Report every line of the records that contains the word "일편단심".
* * *
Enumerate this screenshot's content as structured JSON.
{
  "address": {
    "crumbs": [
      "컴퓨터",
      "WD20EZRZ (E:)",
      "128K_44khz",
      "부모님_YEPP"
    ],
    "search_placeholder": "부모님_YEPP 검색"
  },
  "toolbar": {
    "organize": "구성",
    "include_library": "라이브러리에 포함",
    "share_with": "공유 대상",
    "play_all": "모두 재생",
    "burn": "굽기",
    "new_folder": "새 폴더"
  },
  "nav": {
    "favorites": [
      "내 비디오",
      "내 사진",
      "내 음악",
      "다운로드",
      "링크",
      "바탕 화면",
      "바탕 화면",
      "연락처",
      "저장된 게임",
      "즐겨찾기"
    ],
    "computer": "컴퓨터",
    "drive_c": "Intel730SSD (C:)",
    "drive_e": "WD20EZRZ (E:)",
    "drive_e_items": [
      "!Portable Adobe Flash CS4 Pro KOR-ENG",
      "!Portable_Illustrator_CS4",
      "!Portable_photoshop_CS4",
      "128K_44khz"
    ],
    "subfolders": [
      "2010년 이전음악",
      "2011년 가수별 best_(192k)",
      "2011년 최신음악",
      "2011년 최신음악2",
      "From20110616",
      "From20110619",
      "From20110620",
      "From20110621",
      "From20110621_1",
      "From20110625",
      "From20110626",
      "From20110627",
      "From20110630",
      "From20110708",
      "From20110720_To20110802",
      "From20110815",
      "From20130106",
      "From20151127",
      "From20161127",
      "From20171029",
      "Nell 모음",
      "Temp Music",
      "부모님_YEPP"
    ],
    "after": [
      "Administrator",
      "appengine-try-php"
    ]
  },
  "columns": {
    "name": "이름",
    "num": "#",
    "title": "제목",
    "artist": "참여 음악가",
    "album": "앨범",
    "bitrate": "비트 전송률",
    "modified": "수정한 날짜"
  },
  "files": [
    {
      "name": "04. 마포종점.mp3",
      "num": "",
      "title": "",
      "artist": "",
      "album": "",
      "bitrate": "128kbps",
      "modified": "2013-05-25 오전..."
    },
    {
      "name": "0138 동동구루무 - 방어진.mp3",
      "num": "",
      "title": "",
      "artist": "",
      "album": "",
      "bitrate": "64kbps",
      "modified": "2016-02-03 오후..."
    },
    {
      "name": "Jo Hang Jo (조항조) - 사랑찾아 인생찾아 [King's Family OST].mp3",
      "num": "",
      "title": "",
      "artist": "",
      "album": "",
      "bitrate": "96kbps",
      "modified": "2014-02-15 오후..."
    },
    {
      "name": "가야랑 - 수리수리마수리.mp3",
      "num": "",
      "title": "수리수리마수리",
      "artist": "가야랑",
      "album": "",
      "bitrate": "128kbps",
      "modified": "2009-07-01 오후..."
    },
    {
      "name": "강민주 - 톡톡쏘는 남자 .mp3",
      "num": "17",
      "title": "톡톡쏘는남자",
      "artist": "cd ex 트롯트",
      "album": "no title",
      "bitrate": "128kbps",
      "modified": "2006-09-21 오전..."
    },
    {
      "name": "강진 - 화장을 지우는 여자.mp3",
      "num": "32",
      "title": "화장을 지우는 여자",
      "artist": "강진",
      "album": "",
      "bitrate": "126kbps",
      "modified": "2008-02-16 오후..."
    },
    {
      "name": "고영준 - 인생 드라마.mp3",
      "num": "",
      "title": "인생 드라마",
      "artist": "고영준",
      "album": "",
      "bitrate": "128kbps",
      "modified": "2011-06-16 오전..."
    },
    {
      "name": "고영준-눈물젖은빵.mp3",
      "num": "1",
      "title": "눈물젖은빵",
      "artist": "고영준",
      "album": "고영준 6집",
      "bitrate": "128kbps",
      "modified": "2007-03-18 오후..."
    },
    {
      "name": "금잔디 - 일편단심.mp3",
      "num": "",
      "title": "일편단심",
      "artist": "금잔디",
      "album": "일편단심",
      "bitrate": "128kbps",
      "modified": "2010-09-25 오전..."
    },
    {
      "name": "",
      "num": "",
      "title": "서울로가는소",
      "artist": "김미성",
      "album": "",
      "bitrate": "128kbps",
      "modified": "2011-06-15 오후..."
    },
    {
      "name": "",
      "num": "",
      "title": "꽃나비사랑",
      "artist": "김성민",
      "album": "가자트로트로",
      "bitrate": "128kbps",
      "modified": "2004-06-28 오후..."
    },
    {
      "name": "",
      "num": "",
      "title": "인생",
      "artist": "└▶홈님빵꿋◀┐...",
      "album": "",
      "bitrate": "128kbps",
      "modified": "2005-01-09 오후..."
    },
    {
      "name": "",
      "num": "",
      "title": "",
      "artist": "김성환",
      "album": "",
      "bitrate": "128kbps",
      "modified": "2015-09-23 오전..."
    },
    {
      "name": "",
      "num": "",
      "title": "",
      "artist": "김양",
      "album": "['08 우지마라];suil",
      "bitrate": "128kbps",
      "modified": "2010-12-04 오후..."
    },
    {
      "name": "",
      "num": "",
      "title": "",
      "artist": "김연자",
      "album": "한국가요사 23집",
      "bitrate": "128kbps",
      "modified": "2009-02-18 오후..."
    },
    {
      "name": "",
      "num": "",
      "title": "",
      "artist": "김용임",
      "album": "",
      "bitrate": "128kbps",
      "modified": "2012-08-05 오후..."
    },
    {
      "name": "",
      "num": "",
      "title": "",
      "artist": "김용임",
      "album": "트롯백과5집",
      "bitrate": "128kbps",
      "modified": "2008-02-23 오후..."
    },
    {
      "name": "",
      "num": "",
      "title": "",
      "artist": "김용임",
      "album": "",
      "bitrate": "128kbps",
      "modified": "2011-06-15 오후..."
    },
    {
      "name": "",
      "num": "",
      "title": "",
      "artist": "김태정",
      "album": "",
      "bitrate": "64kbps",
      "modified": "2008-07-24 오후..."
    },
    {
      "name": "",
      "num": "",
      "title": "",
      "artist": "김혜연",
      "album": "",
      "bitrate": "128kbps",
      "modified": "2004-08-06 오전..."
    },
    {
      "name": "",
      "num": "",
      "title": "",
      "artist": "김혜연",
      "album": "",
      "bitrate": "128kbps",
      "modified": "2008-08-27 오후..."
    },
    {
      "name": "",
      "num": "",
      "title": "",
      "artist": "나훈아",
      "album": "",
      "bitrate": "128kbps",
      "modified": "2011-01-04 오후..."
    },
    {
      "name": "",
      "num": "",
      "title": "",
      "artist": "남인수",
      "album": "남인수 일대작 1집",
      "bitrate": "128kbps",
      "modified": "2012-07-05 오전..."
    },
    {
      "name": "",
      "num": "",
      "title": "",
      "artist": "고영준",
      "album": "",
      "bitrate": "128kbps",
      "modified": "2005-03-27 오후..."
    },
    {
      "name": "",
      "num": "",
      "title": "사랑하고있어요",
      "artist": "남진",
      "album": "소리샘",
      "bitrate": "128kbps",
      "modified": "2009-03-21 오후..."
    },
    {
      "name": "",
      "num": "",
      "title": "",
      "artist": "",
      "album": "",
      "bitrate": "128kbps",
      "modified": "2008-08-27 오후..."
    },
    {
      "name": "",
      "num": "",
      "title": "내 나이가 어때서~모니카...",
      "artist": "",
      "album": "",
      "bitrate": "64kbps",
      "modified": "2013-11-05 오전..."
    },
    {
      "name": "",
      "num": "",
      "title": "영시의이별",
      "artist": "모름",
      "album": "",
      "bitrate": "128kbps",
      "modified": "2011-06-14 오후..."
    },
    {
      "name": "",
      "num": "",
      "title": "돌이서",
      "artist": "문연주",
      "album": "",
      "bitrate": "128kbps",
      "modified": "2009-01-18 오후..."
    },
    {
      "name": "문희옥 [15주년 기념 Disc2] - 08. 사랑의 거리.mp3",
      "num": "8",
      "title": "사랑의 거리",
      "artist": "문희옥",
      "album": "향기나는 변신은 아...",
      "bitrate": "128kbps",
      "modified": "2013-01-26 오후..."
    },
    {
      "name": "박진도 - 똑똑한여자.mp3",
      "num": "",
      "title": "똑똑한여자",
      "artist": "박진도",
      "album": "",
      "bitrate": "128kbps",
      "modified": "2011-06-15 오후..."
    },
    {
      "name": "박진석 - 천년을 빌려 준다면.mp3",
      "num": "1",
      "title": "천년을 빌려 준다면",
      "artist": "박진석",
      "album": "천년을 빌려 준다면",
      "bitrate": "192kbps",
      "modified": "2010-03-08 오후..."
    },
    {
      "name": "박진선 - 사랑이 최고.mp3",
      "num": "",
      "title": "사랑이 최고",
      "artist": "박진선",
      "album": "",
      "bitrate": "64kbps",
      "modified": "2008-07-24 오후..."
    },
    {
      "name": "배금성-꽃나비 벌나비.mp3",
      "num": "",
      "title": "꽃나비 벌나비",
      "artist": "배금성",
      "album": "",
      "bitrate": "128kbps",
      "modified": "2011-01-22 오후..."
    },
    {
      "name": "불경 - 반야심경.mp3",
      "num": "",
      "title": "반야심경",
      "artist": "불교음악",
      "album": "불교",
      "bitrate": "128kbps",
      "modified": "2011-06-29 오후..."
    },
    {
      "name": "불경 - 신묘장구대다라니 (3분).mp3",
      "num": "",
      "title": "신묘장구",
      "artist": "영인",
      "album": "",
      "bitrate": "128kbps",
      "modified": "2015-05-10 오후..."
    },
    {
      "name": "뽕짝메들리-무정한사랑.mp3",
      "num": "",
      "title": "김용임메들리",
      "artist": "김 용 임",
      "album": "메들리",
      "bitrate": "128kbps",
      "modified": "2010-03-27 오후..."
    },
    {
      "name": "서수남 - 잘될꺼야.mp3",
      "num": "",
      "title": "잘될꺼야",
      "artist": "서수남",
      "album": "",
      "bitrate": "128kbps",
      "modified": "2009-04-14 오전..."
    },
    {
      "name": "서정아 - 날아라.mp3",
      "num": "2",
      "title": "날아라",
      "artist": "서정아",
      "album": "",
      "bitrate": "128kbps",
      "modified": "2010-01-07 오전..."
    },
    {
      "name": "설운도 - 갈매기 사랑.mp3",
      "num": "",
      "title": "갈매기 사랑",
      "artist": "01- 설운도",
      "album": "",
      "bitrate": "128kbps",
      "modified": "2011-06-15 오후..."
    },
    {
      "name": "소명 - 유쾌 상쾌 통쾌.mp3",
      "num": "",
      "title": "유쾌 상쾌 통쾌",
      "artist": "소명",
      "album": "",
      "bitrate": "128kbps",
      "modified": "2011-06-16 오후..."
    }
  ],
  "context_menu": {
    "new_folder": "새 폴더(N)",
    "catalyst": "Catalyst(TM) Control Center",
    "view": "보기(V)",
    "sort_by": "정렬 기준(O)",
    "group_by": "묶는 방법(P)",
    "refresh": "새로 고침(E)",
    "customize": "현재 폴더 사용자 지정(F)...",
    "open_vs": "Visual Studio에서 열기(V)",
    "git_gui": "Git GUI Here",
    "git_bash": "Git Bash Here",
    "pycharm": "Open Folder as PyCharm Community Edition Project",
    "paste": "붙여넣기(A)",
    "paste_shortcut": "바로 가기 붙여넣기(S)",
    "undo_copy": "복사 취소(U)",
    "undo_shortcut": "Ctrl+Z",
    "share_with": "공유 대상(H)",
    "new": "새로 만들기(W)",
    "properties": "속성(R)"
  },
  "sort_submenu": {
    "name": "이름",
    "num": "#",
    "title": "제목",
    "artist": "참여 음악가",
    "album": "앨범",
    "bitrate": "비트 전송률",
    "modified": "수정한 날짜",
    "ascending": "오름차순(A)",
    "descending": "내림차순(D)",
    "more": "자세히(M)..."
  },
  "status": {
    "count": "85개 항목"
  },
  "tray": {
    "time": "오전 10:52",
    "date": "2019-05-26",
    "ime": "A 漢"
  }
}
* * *
## RESPONSE AREA
      "name": "금잔디 - 일편단심.mp3",
      "title": "일편단심",
      "album": "일편단심",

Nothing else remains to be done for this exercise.